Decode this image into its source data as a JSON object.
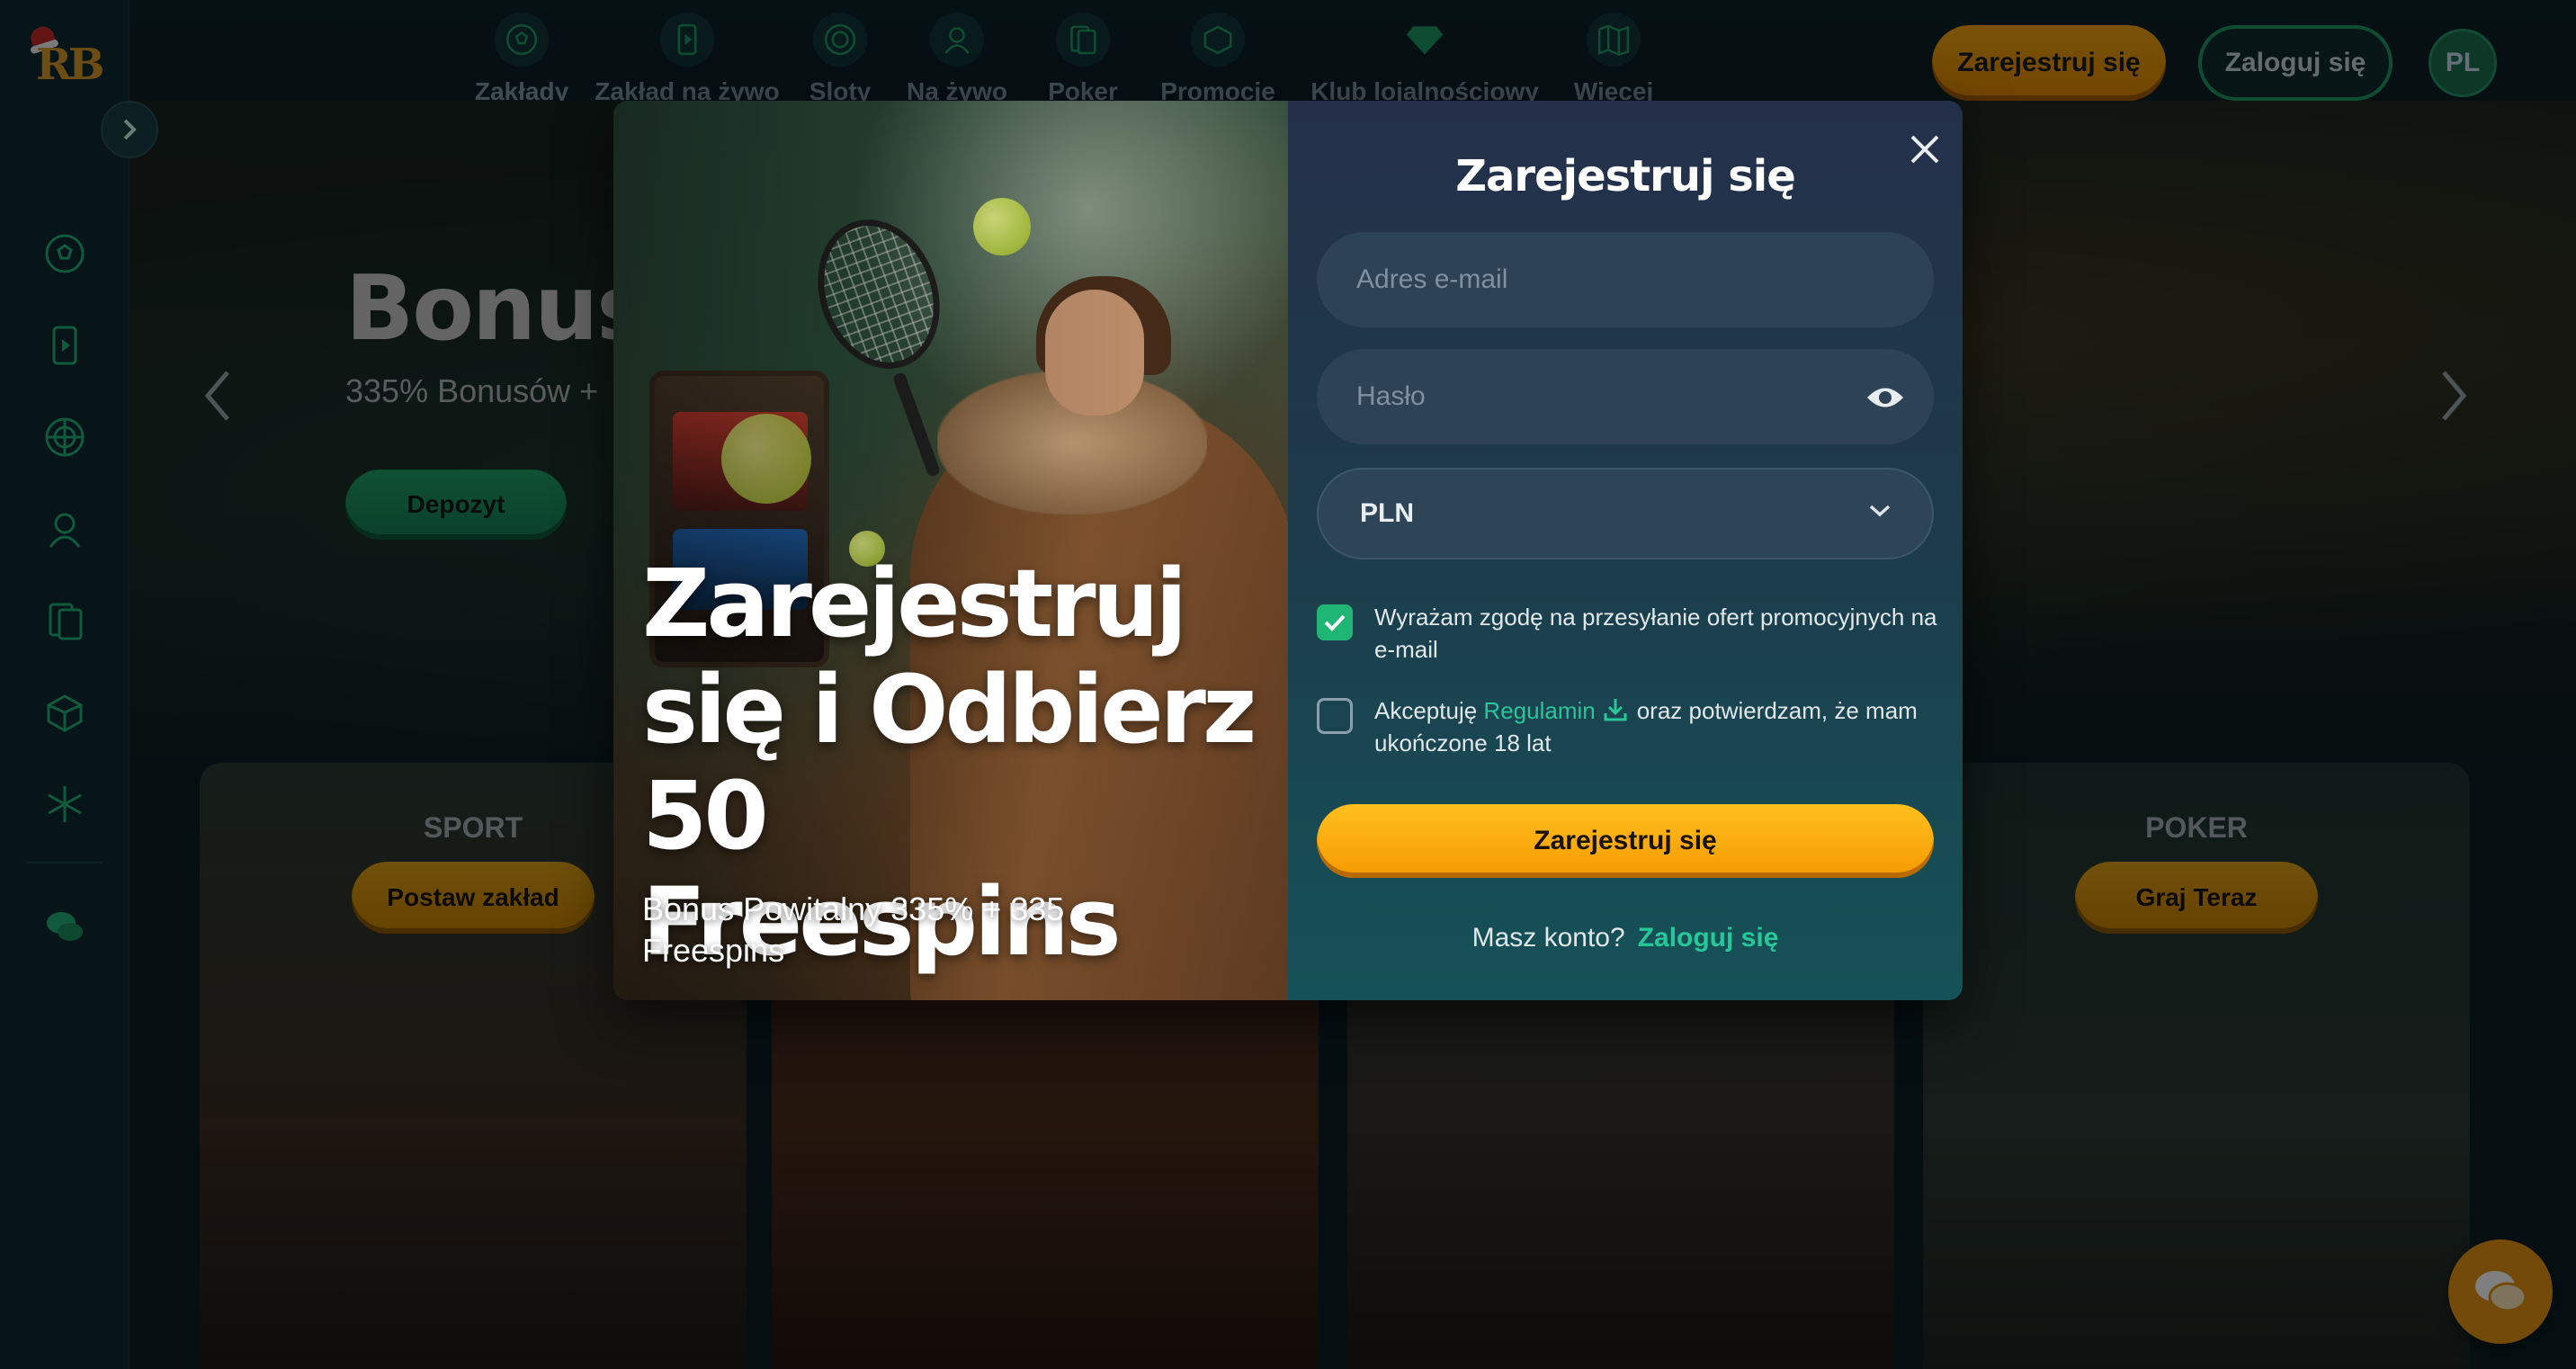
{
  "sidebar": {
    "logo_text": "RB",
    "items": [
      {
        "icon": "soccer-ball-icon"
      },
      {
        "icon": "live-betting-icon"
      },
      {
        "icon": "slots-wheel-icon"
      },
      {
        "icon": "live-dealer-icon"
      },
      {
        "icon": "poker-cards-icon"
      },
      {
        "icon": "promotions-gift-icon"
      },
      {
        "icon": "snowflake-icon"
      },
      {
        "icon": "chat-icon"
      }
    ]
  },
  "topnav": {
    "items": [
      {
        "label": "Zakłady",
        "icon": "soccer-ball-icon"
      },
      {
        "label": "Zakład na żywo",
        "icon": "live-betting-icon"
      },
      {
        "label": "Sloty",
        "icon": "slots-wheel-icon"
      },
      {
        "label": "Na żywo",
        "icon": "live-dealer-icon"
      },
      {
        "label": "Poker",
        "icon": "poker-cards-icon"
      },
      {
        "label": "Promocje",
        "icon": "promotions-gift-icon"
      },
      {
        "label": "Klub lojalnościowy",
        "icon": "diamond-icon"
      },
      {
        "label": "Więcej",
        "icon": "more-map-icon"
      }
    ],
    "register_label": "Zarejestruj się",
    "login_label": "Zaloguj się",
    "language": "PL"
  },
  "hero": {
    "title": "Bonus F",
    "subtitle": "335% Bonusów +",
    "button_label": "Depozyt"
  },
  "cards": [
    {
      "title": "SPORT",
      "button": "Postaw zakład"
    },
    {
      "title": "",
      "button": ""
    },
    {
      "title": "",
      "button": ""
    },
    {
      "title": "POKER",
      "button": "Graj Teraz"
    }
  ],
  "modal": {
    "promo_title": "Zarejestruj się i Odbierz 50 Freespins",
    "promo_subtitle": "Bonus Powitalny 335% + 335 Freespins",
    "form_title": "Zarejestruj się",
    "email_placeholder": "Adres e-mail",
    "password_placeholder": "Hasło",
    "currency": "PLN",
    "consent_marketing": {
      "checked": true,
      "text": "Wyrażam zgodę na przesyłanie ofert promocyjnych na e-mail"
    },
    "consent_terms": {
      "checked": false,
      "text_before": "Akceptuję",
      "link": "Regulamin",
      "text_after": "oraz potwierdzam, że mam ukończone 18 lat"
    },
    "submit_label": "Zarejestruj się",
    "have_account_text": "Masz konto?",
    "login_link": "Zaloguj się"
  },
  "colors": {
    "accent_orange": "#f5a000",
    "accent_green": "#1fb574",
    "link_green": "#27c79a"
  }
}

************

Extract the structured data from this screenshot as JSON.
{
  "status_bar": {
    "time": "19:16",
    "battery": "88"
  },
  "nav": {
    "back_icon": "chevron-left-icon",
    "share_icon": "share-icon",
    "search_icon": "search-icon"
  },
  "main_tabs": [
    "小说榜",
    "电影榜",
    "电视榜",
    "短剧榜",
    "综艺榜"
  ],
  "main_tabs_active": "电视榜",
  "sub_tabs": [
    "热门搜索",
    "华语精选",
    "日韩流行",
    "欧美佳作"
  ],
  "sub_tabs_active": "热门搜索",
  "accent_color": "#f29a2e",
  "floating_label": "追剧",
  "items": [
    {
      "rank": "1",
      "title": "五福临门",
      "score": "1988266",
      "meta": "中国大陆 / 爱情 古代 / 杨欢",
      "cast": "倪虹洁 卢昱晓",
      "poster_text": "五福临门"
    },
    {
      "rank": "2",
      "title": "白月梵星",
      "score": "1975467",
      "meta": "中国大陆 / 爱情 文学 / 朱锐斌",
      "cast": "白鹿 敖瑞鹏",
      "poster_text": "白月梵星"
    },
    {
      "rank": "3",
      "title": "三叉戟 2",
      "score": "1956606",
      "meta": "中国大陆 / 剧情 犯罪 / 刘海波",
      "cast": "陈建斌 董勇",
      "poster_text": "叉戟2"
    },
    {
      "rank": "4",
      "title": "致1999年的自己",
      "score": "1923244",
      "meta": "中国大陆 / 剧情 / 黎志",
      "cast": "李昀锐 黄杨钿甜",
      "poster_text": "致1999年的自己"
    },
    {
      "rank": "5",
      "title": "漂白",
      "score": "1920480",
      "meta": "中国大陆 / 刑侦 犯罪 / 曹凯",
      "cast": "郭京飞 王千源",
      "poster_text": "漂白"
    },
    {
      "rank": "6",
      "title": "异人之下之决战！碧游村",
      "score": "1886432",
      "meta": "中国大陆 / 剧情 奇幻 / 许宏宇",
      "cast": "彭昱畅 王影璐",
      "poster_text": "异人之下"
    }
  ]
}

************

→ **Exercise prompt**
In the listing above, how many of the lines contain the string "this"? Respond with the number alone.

→ **Result**
2